Stictly speaking, this piece isn’t about writing. But its prose is a beautiful example of well-chosen and well-placed words. Oliver Sacks, who is a doctor as well as a writer, has bid us farewell. He should know he will be missed. And that he continues to teach those of us who would try to touch each other with words.
Zoë Sharp is as another generous British author who was a featured presenter at Love Is Murder in Chicago last weekend. Not only did she take part in panels, she conducted a master class and, at tea time Saturday, she demonstrated self-defense techniques (with the help of Robert Goldsborough, who recovered with a seated massage in the exhibit hall shortly after).
In the master class, one tip she offered was to give careful thought to where to start your story. Sure, that’s not new advice. But in the context of her presentation, I completely rethought the beginning of a book I’ve been working on for the last couple years. That was one of the moments that made the whole conference worth the price of admission.
If you’re unfamiliar with Zoë’s work, even if you aren’t a fan of suspenseful stories, take a look at her Charlie Fox series. If you do nothing more than make a study of her first lines, she’ll inspire you. Check out her website, At the Sharp End … .
My experience with Irish writers has often been a sense of eavesdropping on someone’s personal conversation. I can’t explain why I feel this way. I just feel a certain raw nerve in what I’ve read.
In any case, I found eavesdropping on this conversation with Anne Enright enlightening. The world view is different from what most of my US-centric writing friends exhibit.
Anne Enright: How the world reads Irish writers
Have you ever examined your writing goals with an eye to the same categories you use to examine a novel? This post helps you do that.
How Are You Going To Succeed As a Writer? | Storyfix.com
This Harvard Business Review article is not about writing. It’s meant to help people learn new skills in the workplace. But as I read it, I realized one way it applies to writers is in its advice to mimic the successful behavior of others.
If you want to be a good manager, copy the behavior of the best managers you’ve worked for. If you want to be a good writer, copy the behavior of the best writers you’ve read.

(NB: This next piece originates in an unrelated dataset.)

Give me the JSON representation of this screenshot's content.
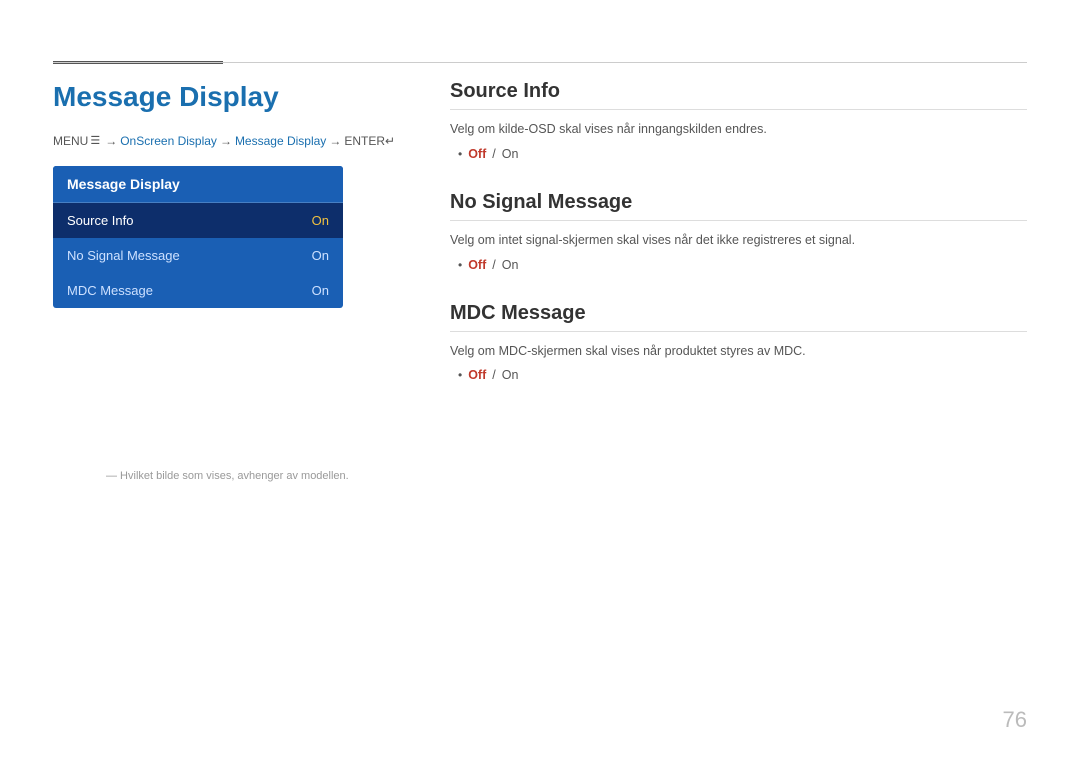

And what do they do? They write.
You’re Never Too Experienced to Fake It Till You Learn It – HBR
Here are five ideas to help you get your writing done. With a little imagination, you could get almost any task done with some of these tips.
5 Weird Writing Productivity Hacks That Work – SEO Copywriting
Do you have a story in search of a character? Or are you looking for a “throw-back” idea to explore? If you’re into sci-fi or fantasy, here is a round-up of some interesting characters to build on.
10 Public Domain Characters That Are Overdue For A Reboot
Nominees for the National Book Critics Circle award finalists are out. Who was nominated in your genre?
National Book Critics Circle announces 2014 awards finalists – LA Times
Shakespeare has used most of the “basic” plots in one form or another. And plenty of writers have borrowed from his stories and his lines. No reason to stop now.
Here are a few examples to spark your imagination.
12 Titles Inspired by Shakespeare Phrases
Do you admire particular writers? Do you wish you could write as they do? Have you ever consciously studied what they do? Broken down their technique by the line, the phrase, the word? Here’s a discussion of beautiful writing that could help you make your own study of what others have done well. Consider keeping a notebook nearby as you read so you can begin your own collection.
On Noticing Beautiful Writing